San Francisco-based painter Emilio Villalba creates abstract portraits inspired by the precision of master works from the past. His paintings are set against white backgrounds that partially cover or obscure large clusters of diverse, hyperrealistic eyes, which are each painted from photographs of posed family members or friends. Villalba feels more comfortable capturing the feelings in familiar subjects’ faces rather than strangers, an element which he presents in his emotive work.

“Subtle shifts, repetition, (re)placement, or absence of facial features are attempts to create a feeling of dissonance and pressure in the viewer,” explains Villalba in an artist statement. “I want someone to be drawn in by the uncanny nature of a piece and still feel safe to explore the feelings and reactions the pressure gives rise to.”

You can see more of the artist’s paintings of eyes and other facial features on his website and Instagram.

          

 

 



Art Craft

New Miniature Lace Scenes by Ágnes Herczeg Capture Quiet Domestic Moments

July 11, 2018

Laura Staugaitis

Hungarian fiber artist Ágnes Herczeg (previously) continues to create delicate depictions of quiet moments. Formed from colorful lace and found wood, each small scene floats in mid-air and is attached to a piece of wood. Whereas in previous work, Herczeg used unusually shaped wood fragments as part of the figural elements of the scenes, in her more recent pieces the wood acts as a frame. You can see more of the artist’s work on her website and Instagram.

 

 



Art

Towering Portraits by Ryan Hewett Mix Blocks of Bright Colors with Gestural Impasto

July 10, 2018

Kate Sierzputowski

South African painter Ryan Hewett creates striking portraits through a Cubist lens, breaking the subject’s face and body into a amalgamation of brightly colored shapes and thickly painted marks.
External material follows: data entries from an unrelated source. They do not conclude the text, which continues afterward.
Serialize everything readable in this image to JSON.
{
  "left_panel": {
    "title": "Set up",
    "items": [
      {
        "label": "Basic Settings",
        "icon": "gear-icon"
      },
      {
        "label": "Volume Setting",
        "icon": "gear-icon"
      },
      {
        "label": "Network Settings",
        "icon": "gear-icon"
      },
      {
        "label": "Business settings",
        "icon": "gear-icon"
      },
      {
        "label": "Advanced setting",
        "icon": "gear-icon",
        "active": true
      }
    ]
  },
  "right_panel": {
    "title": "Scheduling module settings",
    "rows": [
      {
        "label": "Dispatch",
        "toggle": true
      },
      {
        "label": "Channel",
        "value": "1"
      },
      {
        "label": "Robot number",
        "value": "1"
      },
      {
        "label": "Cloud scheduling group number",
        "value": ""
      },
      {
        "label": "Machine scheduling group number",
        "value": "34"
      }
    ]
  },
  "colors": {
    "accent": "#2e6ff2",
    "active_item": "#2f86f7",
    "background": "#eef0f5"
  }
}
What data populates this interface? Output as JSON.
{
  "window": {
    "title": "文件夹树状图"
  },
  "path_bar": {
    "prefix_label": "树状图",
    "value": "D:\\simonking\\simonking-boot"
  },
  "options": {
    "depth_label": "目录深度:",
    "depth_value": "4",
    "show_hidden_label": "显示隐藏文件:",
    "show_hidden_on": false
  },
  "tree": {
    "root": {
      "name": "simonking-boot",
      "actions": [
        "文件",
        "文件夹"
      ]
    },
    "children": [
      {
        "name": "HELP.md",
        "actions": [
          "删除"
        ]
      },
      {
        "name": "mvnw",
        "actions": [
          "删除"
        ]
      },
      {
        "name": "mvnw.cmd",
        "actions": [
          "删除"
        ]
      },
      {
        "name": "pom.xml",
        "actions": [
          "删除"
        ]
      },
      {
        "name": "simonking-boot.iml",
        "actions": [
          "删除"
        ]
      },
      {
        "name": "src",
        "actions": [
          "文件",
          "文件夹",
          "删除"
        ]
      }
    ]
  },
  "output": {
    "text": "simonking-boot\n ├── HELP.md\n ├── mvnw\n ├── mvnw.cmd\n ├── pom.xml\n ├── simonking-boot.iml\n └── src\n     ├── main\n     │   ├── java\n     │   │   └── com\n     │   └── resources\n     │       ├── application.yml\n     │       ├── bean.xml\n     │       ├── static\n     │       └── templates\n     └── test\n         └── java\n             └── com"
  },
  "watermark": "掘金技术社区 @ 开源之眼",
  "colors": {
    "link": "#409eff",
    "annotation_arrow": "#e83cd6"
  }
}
His impasto technique contrasts with his smoothly painted lines and surfaces, bringing a chaotic element  to the crisp edges of his figural works.

Hewett’s solo exhibition, The Garden, runs through July 22, 2018 at Unit London. You can see more of his recent paintings for this exhibition and more on his Instagram. (via INAG)

 

 



Art Craft

Massive Circular Weavings by Tammy Kanat Combine Intuitive Pattern-Making and Natural Fibers

July 10, 2018

Laura Staugaitis

“Young Heart” (2018), wool, linen, silk, mohair, fibers and copper frame, 120 x 80 cm. All photographs by Emily Weaving, courtesy of the artist

Australian fiber artist Tammy Kanat uses unique combinations of richly textured fabrics and materials to form large-scale abstract wall weavings. The former jewelry designer began weaving in 2011, when she trained at the Australian Tapestry Workshop. Using an organically shaped ovoid metal frame, Kanat works in colorful natural materials like wool, mohair, silk, hemp, and jute to create her sculptural pieces. You can see more of creations on the artist’s Instagram. (via My Modern Met)

“Blue Topaz” (2017), wool, linen, silk, fibers, and copper frame, 100cm diameter

“Circle of Color” (2017), wool, linen, silk, fibers, and copper frame, 100cm diameter

“Brave Heart” (2018), wool, linen, silk, fibers, and copper frame, 150 x 210 cm

“Destiny” (2017), tapestry wool and copper frame, 100cm diameter

“Pattern Play” (2018), wool, linen, silk fibers, and copper frame, 100cm diameter

“Wilderness” (2018), wool, linen, silk, fibers, and copper frame, 150cm diameter